### Task instructions
Report, word for word, every line of the material that contains "Visualforce".
───── Task data ─────
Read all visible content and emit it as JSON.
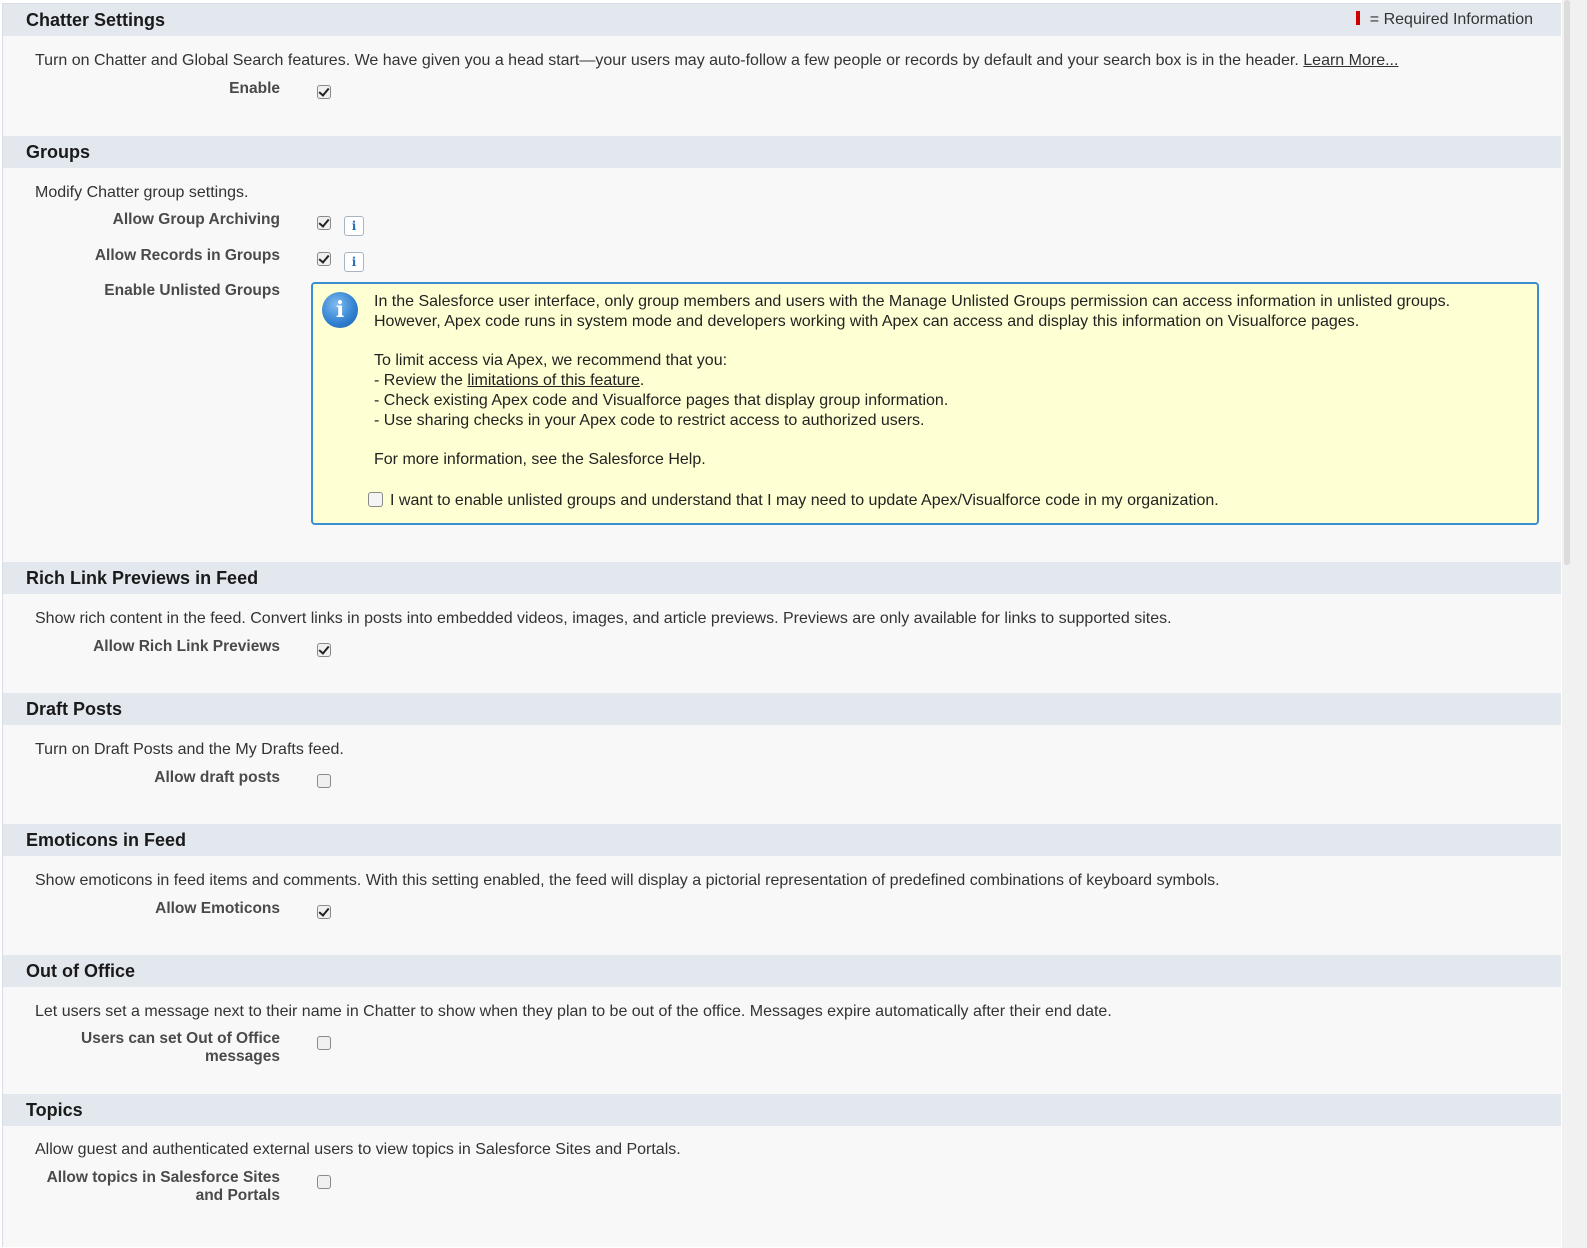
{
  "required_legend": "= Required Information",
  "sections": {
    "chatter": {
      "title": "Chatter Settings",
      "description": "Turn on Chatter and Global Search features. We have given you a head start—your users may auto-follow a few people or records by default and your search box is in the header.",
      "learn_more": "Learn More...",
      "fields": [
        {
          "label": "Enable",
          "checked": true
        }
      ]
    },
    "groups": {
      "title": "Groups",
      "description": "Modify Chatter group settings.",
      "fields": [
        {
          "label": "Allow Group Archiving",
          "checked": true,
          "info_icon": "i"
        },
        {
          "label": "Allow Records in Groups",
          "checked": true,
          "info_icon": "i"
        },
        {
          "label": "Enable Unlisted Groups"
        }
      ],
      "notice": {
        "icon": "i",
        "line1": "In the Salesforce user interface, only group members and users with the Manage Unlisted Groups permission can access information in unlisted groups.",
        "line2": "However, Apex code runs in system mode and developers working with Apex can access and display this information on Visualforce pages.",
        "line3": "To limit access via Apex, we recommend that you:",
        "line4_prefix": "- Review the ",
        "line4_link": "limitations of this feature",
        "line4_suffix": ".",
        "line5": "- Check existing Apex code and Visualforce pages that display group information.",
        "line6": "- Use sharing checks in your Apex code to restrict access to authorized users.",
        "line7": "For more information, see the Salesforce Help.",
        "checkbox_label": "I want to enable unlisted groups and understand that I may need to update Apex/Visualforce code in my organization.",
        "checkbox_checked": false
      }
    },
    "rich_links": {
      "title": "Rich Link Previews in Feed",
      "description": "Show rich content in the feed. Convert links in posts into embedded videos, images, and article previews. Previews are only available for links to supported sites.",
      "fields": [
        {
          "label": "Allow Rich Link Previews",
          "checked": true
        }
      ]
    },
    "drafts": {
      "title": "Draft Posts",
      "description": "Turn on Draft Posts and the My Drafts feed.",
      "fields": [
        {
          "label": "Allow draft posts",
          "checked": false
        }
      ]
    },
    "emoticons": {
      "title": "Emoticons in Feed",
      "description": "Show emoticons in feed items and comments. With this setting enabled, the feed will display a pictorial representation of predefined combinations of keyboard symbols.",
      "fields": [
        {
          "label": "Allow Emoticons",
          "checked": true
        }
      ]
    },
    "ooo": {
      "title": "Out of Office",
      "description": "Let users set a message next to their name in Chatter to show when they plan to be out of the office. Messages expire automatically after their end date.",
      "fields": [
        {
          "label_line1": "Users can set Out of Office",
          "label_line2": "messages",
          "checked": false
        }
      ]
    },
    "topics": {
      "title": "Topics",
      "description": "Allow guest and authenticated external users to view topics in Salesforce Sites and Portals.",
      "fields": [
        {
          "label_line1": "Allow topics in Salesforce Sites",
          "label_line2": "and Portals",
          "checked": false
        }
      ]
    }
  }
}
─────
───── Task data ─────
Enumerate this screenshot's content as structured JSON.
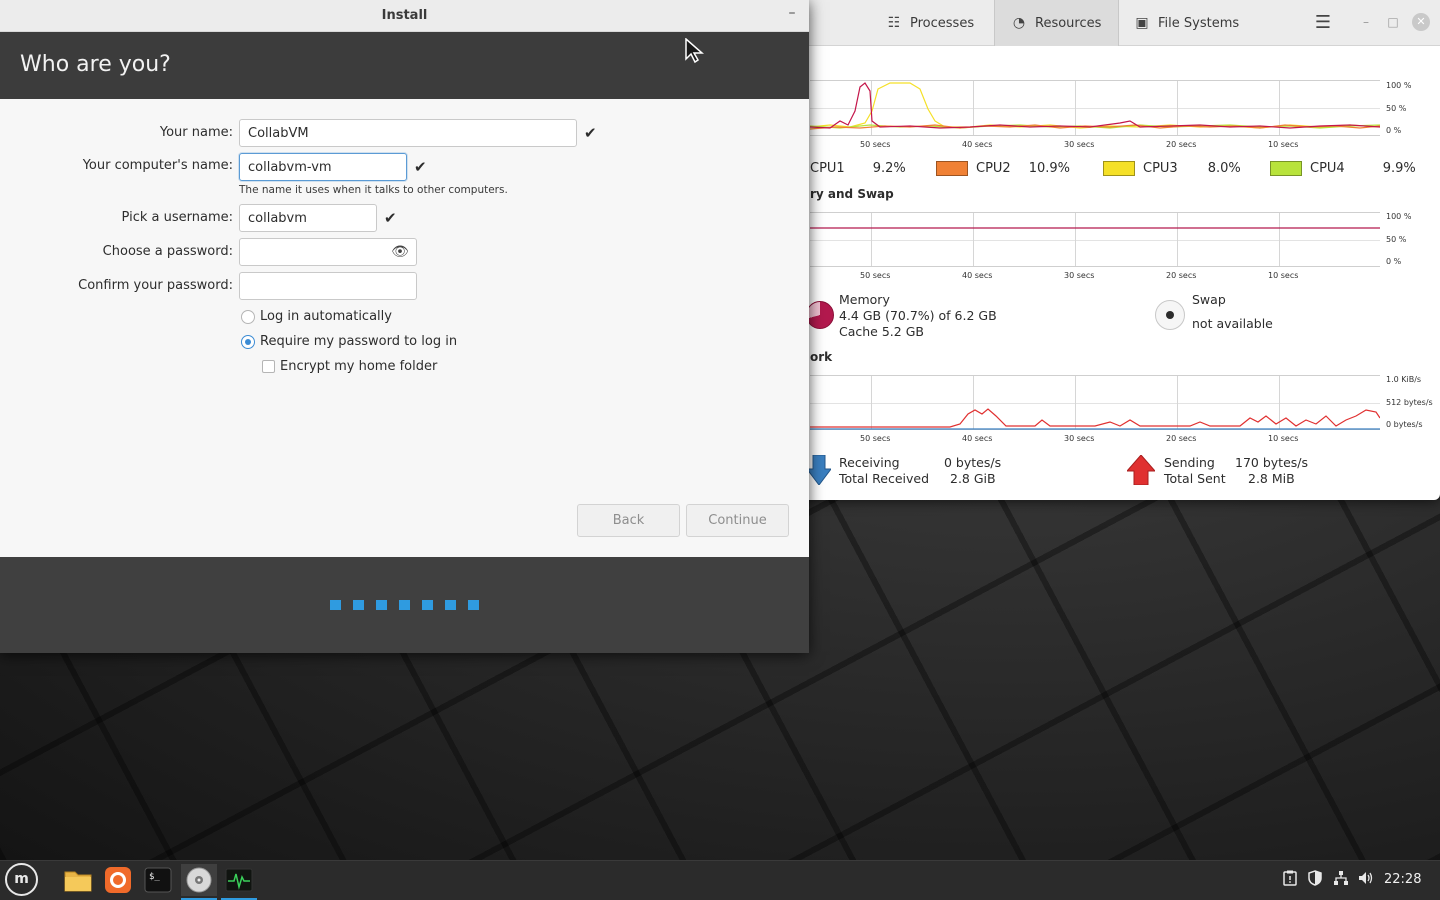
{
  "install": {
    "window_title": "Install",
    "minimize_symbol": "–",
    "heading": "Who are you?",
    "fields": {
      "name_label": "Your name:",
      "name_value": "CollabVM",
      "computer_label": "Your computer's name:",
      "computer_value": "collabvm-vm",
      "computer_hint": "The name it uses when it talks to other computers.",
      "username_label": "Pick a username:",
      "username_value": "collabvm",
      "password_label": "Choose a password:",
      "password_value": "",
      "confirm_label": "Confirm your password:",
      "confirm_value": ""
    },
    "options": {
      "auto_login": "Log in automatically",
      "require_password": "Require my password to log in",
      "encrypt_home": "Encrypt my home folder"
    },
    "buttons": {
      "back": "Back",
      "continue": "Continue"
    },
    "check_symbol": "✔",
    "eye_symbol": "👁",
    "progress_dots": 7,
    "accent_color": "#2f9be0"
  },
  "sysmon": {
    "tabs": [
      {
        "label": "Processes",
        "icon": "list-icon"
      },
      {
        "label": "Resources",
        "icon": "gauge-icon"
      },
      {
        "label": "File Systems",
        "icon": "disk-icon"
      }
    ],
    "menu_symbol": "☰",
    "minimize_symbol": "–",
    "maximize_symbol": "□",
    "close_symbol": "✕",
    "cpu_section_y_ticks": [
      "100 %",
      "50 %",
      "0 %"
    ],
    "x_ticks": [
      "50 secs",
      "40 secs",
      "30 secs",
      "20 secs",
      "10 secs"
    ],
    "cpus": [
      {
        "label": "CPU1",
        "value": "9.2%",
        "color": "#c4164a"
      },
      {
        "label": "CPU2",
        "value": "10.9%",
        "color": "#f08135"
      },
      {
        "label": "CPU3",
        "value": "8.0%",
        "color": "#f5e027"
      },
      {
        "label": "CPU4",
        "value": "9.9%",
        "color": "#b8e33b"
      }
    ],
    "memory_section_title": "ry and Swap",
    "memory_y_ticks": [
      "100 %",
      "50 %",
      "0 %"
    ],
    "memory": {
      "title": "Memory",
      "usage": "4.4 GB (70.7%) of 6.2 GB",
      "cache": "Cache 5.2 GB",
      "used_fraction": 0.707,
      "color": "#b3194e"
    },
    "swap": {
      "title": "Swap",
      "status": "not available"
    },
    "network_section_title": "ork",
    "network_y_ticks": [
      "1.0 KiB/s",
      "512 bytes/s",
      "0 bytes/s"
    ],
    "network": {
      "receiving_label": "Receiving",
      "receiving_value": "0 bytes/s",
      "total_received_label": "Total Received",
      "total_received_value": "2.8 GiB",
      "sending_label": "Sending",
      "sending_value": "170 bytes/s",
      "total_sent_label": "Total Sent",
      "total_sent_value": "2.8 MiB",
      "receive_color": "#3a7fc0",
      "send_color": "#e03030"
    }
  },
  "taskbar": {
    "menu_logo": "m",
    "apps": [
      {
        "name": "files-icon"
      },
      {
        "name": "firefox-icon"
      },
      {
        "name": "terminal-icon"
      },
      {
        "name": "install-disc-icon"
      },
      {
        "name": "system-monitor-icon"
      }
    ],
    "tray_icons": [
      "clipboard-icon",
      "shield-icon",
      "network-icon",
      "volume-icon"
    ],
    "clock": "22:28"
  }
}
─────
### Reply
        "line2": "However, Apex code runs in system mode and developers working with Apex can access and display this information on Visualforce pages.",
        "line5": "- Check existing Apex code and Visualforce pages that display group information.",
        "checkbox_label": "I want to enable unlisted groups and understand that I may need to update Apex/Visualforce code in my organization.",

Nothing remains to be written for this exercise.